What if the myths were grounded in fact?
O'Reilly has spent more than 30 years studying equestrian travel techniques. He has experienced the world in a way which I certainly have not, and he has seen and participated in events and activities that are likely beyond my sheltered understanding. He is the founder of the Long Riders Guild Academic Foundation, dedicated to the creating the world's first comprehensive hippological study. The Foundation's goals are:
- To maintain the world’s first open-source academic website devoted to the study of all aspects of hippological influence in the arts and sciences.
- To invite the participation of all humans, regardless of race, national origin or native language to share their horse-related wisdom with others.
- To provide a forum, free of commercial influence, wherein equine-related articles are provided free to scholars, students and equine enthusiasts.
- To publish every major work known to man dealing with equestrian wisdom and history.
His book, Deadly Equines, purposes to debunk the idea of flesh-eating horse as myth, and explores the possible reality that our 21st century understanding of the horse is two-dimensional at best, a sanitized and Disney-esque view that prevents us from understanding the true nature of the horse.

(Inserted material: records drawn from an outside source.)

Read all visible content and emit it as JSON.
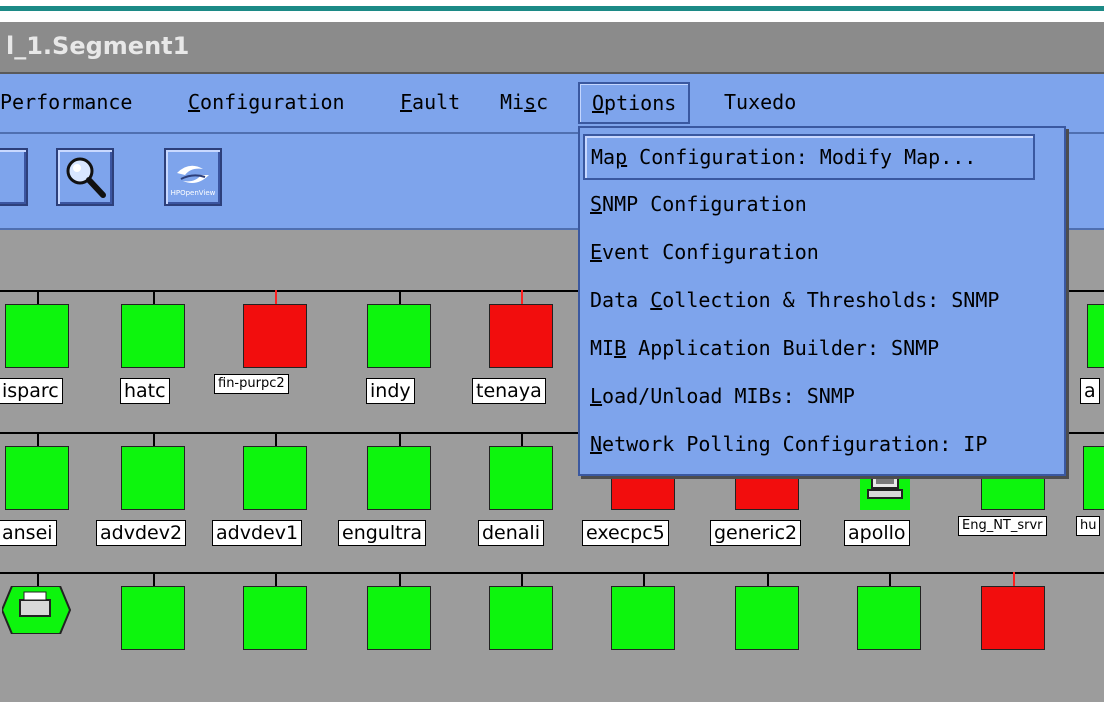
{
  "window": {
    "title": "l_1.Segment1"
  },
  "menubar": {
    "items": [
      {
        "id": "performance",
        "pre": "",
        "mn": "",
        "post": "Performance"
      },
      {
        "id": "configuration",
        "pre": "",
        "mn": "C",
        "post": "onfiguration"
      },
      {
        "id": "fault",
        "pre": "",
        "mn": "F",
        "post": "ault"
      },
      {
        "id": "misc",
        "pre": "Mi",
        "mn": "s",
        "post": "c"
      },
      {
        "id": "options",
        "pre": "",
        "mn": "O",
        "post": "ptions"
      },
      {
        "id": "tuxedo",
        "pre": "",
        "mn": "",
        "post": "Tuxedo"
      }
    ]
  },
  "toolbar": {
    "buttons": [
      {
        "id": "left-edge",
        "icon": "button-edge"
      },
      {
        "id": "find",
        "icon": "magnifier-icon"
      },
      {
        "id": "hp-openview",
        "icon": "hp-openview-icon",
        "caption": "HPOpenView"
      }
    ]
  },
  "options_menu": {
    "items": [
      {
        "pre": "Ma",
        "mn": "p",
        "post": " Configuration: Modify Map..."
      },
      {
        "pre": "",
        "mn": "S",
        "post": "NMP Configuration"
      },
      {
        "pre": "",
        "mn": "E",
        "post": "vent Configuration"
      },
      {
        "pre": "Data ",
        "mn": "C",
        "post": "ollection & Thresholds: SNMP"
      },
      {
        "pre": "MI",
        "mn": "B",
        "post": " Application Builder: SNMP"
      },
      {
        "pre": "",
        "mn": "L",
        "post": "oad/Unload MIBs: SNMP"
      },
      {
        "pre": "",
        "mn": "N",
        "post": "etwork Polling Configuration: IP"
      }
    ]
  },
  "map": {
    "rows": [
      {
        "nodes": [
          {
            "label": "isparc",
            "status": "green"
          },
          {
            "label": "hatc",
            "status": "green"
          },
          {
            "label": "fin-purpc2",
            "status": "red"
          },
          {
            "label": "indy",
            "status": "green"
          },
          {
            "label": "tenaya",
            "status": "red"
          },
          {
            "label": "a",
            "status": "green"
          }
        ]
      },
      {
        "nodes": [
          {
            "label": "ansei",
            "status": "green"
          },
          {
            "label": "advdev2",
            "status": "green"
          },
          {
            "label": "advdev1",
            "status": "green"
          },
          {
            "label": "engultra",
            "status": "green"
          },
          {
            "label": "denali",
            "status": "green"
          },
          {
            "label": "execpc5",
            "status": "red"
          },
          {
            "label": "generic2",
            "status": "red"
          },
          {
            "label": "apollo",
            "status": "computer"
          },
          {
            "label": "Eng_NT_srvr",
            "status": "green"
          },
          {
            "label": "hu",
            "status": "green"
          }
        ]
      },
      {
        "nodes": [
          {
            "label": "",
            "status": "printer"
          },
          {
            "label": "",
            "status": "green"
          },
          {
            "label": "",
            "status": "green"
          },
          {
            "label": "",
            "status": "green"
          },
          {
            "label": "",
            "status": "green"
          },
          {
            "label": "",
            "status": "green"
          },
          {
            "label": "",
            "status": "green"
          },
          {
            "label": "",
            "status": "green"
          },
          {
            "label": "",
            "status": "red"
          }
        ]
      }
    ]
  }
}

The website for the Long Riders Guild Academic Foundation (http://lrgaf.org) is a fantastic compilation of stories, news and articles about the horses. Horses in history, int the military, and today. I realize, reading through it, that my belief that horses are herbivores is based on the physiology of the horse as I understand it. And I am intrigued as to why some horses would be flesh-eating (man-eating!) while most remain true to the animal of prey who uses flight to escape danger.
I remain committed to the belief that horses heal, and the the relationship between man and horse is mutual, inspiring, positive and whole. But, I am reminded of Robert Sullivan’s “The Flight of the Reindeer - the True Story of Santa Claus and his Mission”. As with Sullivan’s book, I find that the website, the articles, take me to a place where I am willing to suspend disbelief. Nothing will shake my firm belief in the horse as friend, companion and ally, and I do not find it distressing that horses may be, or have been at some point, carnivores. After all, dogs certainly are, and the relationshihp between man and dog has not suffered because of this. I find I want to read the book. And the rebuttals. CulChullaine O’Reilly has opened up for debate a subject that will likely be discussed for some time, in the face of real or supposed evidence on both sides. The “myth” of the horse as herbivore is firmly entrenched in Western thought, and it will be interesting to see what comes of the Foundation’s researches.
To read more about CulChullaine O’Reilly’s work, check out: